The quality and design of the Karavan is second to none. Everywhere we looked we were amazed. The frame is laser cut, hot dip galvanized and assembled with an interlocking design to maximize strength. All joints are pop-riveted versus bolting to reduce loosening of said bolts due to vibrations. Kimberly says this all but eliminates those squeaks and rattles most RV’s develop over time. Now it is a pop-up type trailer but you will not find any canvas or vinyl windows on this rig.Utilizing a clam shell design allows for a sturdier superstructure, better insulation and in the end makes for a much more comfortable cabin on those rainy, windy days.
The systems on-board are equally impressive. The propane system is small and exclusive to the outside kitchen. This was done for two reasons: By keeping the propane outside Kimberly was able to keep the cabin completely sealed reducing dust and helping with insulation. Also they have found that diesel power is more efficient and easier to fill than propane. The hydronic heating system as well as the stove and BBQ are all powered by diesel.
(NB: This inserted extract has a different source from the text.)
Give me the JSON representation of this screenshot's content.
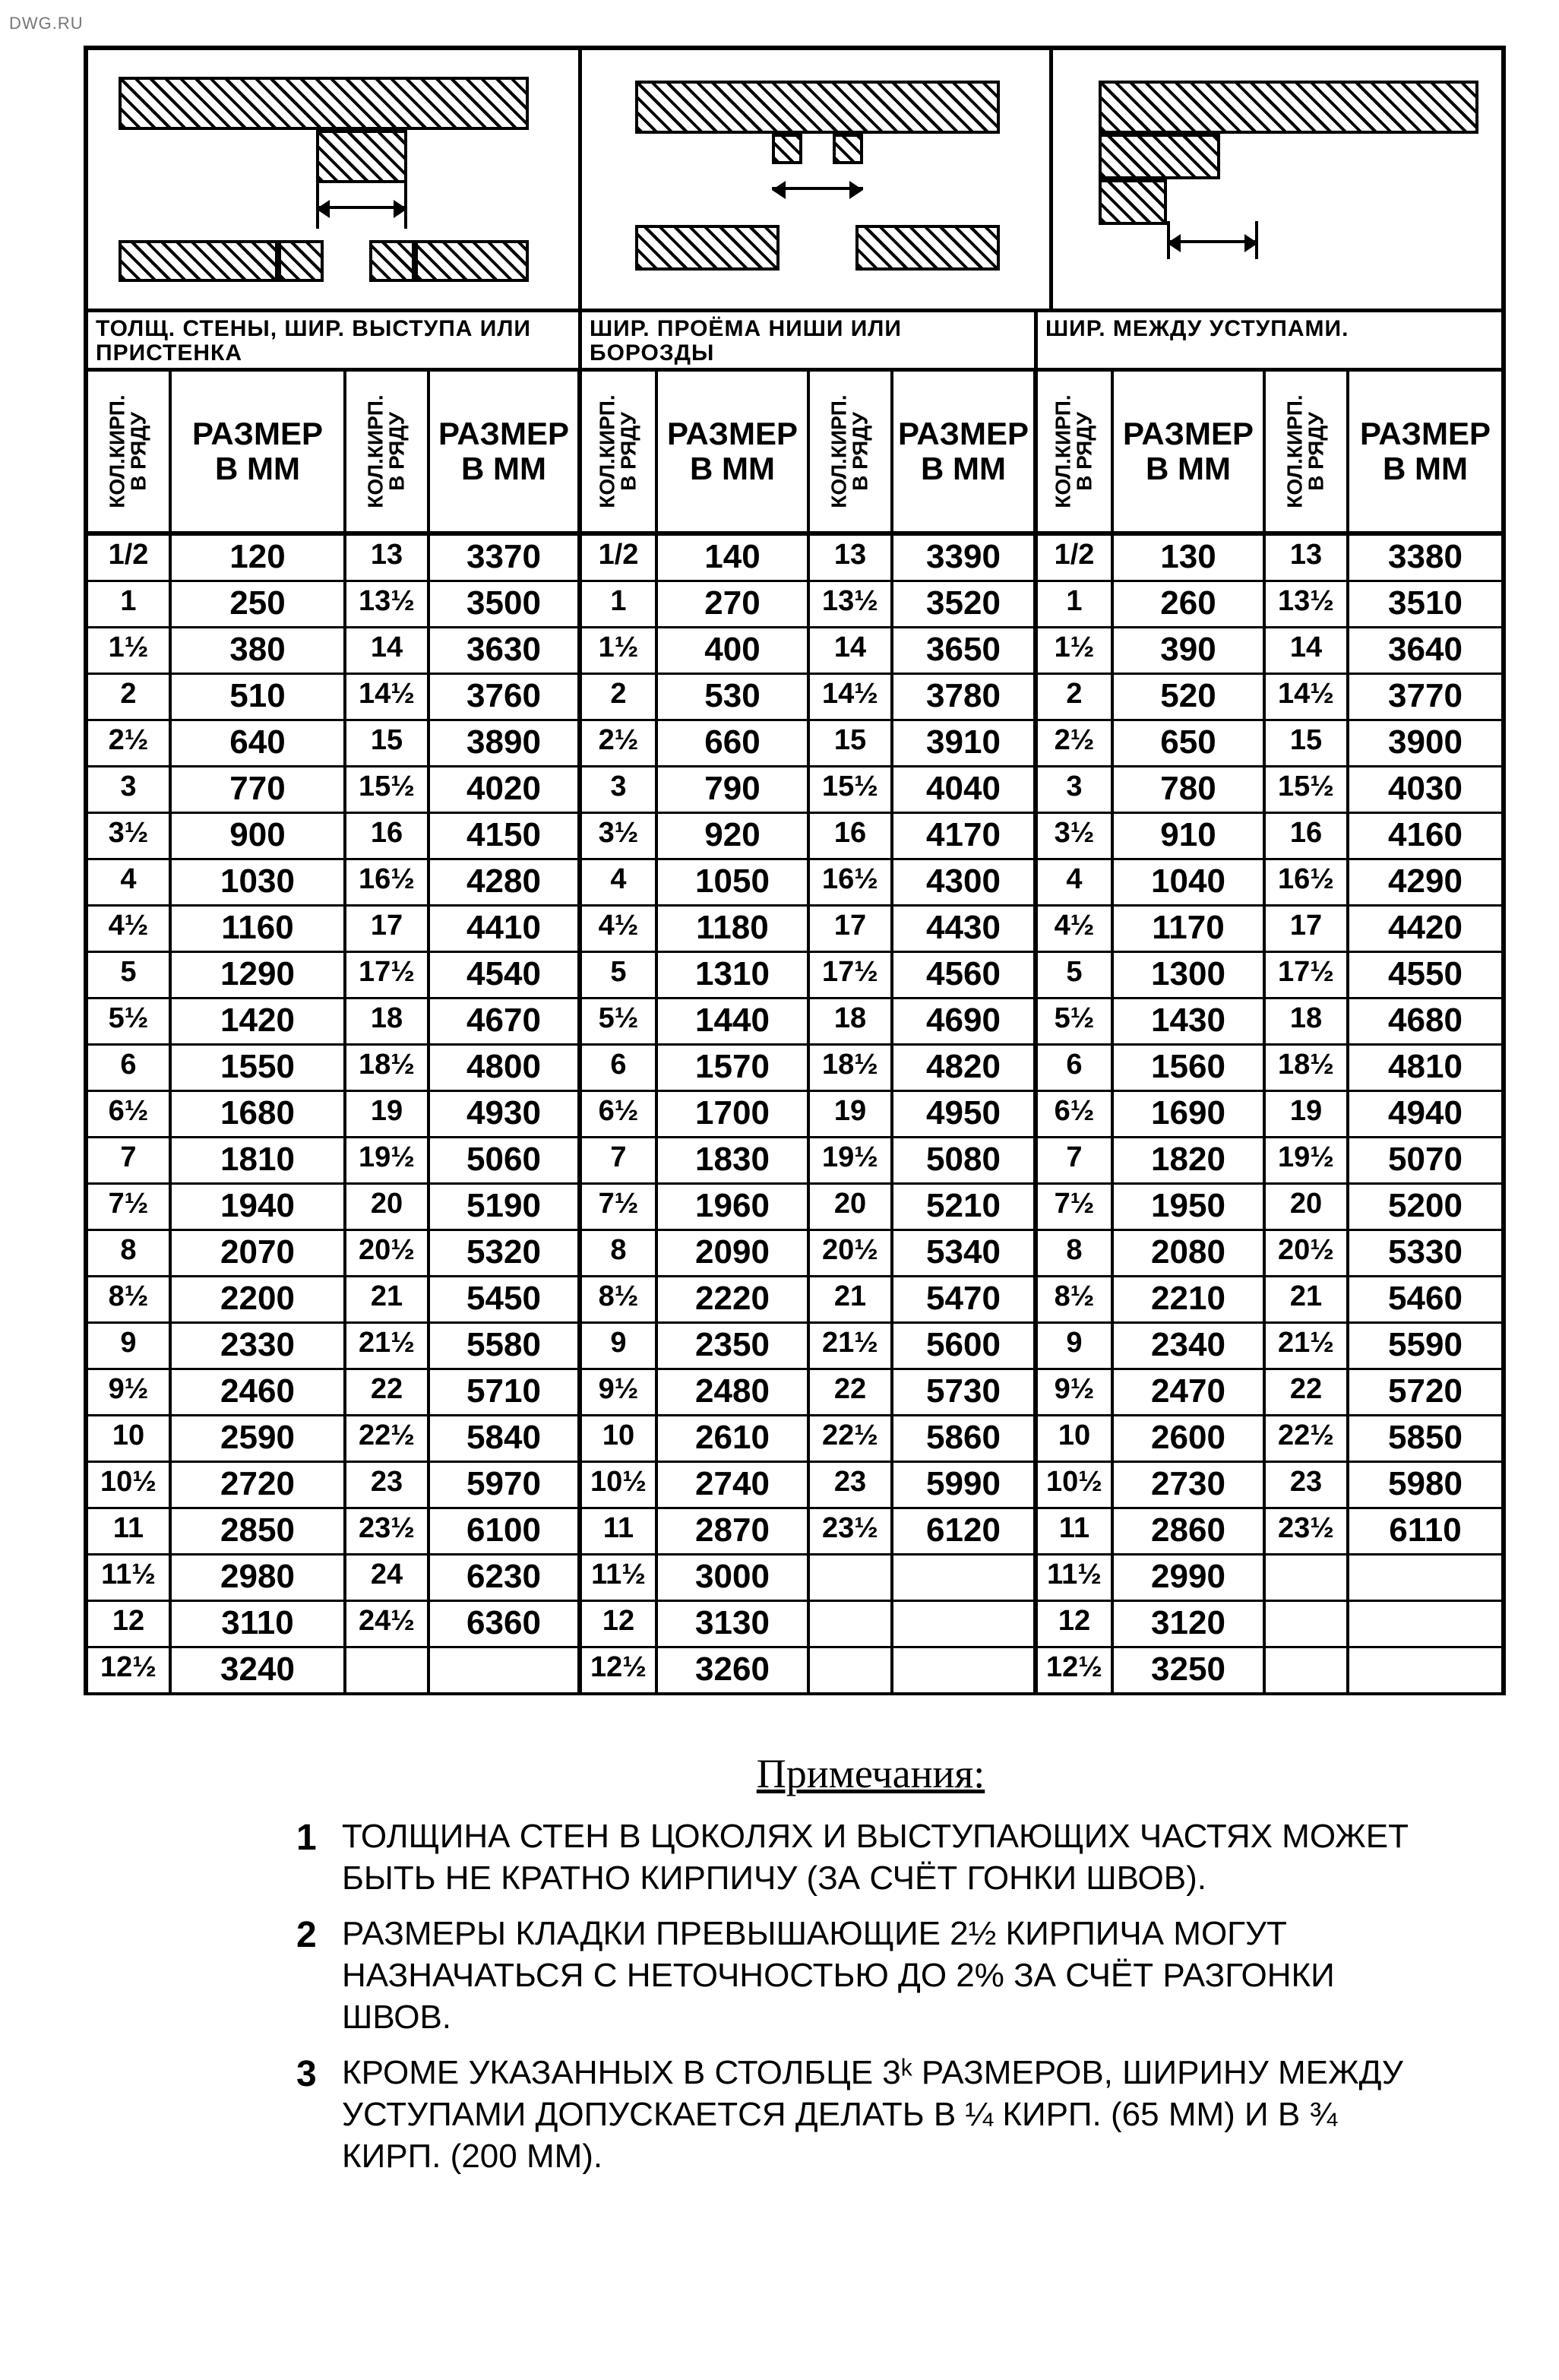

While it sounds odd to cook with diesel, when shooting the Karavan for this review we had a meal prepared with this diesel stove top. There’s no black smoke like you may think and the food tasted great!
After unhooking a few latches, the top is ready to go up. Operated by a winch and cable it
Water is handled by multiple means. There are three ways of getting and storing it. The Karavan has two completely separate tanks for fresh water. One is a 32-gallon tank and the other is a smaller 19 gallon. Both are mounted as low as possible to lower the center of gravity. The idea behind the dual tanks came from the Billabong’s in Australia. These small bodies of water are fairly common and usually contain fairly fresh, rain water. Kimberly added a pump and hose with a small stainless filter to tap into these Aussie lakes. The captured water can then be pumped into either tank (although Kimberly recommends keeping the larger tank for potable water only) or used on-demand for showers, heating purposes or for flushing the toilet.
…and in a few seconds, the top is up.
Next the bed is slid into position and that’s it. All said and done it takes about five mi